Humans in areas with little natural capital such as the Gobi and Middle Eastern deserts remained nomadic into the mid 20th century, having to move to find food and grazing land. Historically, people settled down in areas rich with natural capital, such as in the Tigris, Euphrates, Nile, and Indus river valleys, because they could farm. Farming led to the ability to trade with other settlements. Some people became merchants while others farmed; the first cities developed about 6000 years ago. This pattern occurred worldwide. The Industrial Revolution led to the growth of cities as people emigrated from rural areas to work in factories. Prior to the 19th century, unemployed people lived at the edge of the city (sub urban). However, as transportation and water supplies improved, the wealthy could have larger homes on more land outside cities. The train first stimulated the development of suburbs around European cities. After World War II, in Europe and in the U.S., poor people migrated to cities for jobs. The automobile and the desire to escape the urban poor led affluent people to the suburbs. This affluence has led to high levels of consumption and unnecessary waste. In the U.S., since 1990, people have left both cities and suburbs looking for larger homes and more land in vast sprawling exurbs (extra urban). Exurbs are bedroom communities and most residents commute to jobs in urban areas some distance away.

Affluent people have better access to medical care and education. They live longer and have lower infant mortality rates. In most affluent countries, the air and water are cleaner than they were in the 1970s and the food supply is abundant and safe. Affluence financed these improvements in environmental quality and education spurred citizens to insist that businesses and government improve environmental quality.

However, the growth of low-density development on the edges of cities results in a hodgepodge of housing developments and shopping malls loosely connected by highways. The natural capital that originally led to development of a city—cropland, forests, and wetlands—is destroyed by construction.

Unfortunately, the world's growth in affluence is disproportionate to its natural capital and has brought with it a number of unforeseen and unsustainable consequences including global warming, depletion of nonrenewable resources, and an ever-increasing ecological footprint. The ecological footprint measures how much land and water area a human population requires to produce the materials it consumes and to absorb its wastes using prevailing technology.

According to the United Nations, humans have modified 50% of the Earth's land for agriculture, forestry, and housing. The International Union for Conservation of Nature states that this habitat loss is the primary cause of species extinction. Experts estimate that we are losing 137 species daily and 50% of all species will be extinct within 100 years because of habitat destruction.

The rate of species extinction has increased 50% since the Industrial Revolution.
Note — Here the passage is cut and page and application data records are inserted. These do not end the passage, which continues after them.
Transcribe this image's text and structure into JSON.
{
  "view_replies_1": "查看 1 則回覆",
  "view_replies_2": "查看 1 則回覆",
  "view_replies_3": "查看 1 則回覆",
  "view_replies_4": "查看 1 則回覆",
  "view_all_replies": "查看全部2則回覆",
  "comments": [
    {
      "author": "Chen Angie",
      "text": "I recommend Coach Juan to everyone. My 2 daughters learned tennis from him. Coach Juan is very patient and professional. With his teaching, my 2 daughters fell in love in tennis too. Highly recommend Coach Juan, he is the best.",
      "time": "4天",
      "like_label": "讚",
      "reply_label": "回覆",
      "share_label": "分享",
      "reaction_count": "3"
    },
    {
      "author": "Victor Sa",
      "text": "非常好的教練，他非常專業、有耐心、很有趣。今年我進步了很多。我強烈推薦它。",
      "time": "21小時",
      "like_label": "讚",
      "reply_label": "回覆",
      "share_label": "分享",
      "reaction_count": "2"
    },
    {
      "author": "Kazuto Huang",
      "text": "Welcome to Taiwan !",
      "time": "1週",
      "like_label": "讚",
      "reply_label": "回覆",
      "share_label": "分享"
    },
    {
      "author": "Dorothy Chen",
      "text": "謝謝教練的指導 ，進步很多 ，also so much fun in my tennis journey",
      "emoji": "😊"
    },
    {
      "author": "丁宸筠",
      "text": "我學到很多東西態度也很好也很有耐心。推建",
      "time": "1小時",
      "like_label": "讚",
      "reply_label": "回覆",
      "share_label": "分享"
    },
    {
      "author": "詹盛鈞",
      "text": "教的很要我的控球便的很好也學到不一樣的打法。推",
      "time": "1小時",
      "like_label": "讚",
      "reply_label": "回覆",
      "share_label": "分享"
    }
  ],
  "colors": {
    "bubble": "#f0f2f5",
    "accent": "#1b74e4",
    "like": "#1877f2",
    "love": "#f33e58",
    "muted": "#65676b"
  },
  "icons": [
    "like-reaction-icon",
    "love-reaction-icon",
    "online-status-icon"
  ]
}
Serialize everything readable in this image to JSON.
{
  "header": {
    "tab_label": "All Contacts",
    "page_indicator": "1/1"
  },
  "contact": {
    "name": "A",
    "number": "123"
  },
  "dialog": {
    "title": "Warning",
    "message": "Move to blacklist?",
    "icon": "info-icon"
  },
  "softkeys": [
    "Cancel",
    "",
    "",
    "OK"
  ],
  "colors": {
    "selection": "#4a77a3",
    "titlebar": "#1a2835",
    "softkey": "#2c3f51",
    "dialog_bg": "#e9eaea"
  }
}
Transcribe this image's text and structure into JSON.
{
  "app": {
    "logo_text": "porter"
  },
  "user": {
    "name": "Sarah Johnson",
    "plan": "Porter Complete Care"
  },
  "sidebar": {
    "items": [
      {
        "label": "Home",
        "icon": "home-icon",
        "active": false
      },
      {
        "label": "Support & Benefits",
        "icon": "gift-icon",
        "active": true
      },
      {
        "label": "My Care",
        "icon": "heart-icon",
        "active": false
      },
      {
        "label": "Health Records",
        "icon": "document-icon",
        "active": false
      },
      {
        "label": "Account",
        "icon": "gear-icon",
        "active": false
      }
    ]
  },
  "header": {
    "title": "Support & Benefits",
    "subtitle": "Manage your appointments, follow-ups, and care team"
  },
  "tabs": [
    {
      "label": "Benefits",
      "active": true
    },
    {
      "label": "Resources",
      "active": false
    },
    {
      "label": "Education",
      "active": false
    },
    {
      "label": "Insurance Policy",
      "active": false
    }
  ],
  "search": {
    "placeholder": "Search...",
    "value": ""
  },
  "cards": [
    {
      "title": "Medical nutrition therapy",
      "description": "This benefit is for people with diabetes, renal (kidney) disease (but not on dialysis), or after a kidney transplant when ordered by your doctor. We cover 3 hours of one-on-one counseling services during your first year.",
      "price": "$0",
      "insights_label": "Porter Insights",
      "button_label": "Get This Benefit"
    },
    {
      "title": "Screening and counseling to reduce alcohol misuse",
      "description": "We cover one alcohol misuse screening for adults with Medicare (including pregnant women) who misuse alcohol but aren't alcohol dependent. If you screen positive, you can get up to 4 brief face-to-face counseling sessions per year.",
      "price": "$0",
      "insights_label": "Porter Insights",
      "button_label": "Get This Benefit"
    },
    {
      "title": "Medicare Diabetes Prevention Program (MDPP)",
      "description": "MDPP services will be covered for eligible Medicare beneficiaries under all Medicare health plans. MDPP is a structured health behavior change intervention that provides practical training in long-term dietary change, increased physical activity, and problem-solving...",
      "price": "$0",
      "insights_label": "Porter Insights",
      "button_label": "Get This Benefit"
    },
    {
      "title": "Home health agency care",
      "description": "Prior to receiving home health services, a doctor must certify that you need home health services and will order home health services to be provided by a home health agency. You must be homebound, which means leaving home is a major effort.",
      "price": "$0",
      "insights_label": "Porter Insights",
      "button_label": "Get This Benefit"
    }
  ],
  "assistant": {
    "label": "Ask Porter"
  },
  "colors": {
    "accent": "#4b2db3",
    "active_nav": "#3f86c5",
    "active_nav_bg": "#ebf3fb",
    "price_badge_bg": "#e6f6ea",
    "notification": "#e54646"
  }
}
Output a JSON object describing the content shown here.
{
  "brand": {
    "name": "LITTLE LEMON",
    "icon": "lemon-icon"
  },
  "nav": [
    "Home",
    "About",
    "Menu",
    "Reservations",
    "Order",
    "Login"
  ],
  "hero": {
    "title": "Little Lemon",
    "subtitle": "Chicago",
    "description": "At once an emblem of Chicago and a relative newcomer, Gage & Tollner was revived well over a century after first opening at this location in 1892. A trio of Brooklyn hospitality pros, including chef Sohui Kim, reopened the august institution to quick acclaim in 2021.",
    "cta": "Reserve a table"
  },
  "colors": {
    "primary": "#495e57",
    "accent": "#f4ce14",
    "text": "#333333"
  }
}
A large number of species is critical to sustainability because living species provide resources for the development of new crops, drugs, and chemicals. Additionally, ecologists suspect that decreased diversity destabilizes ecosystems and the natural services they provide.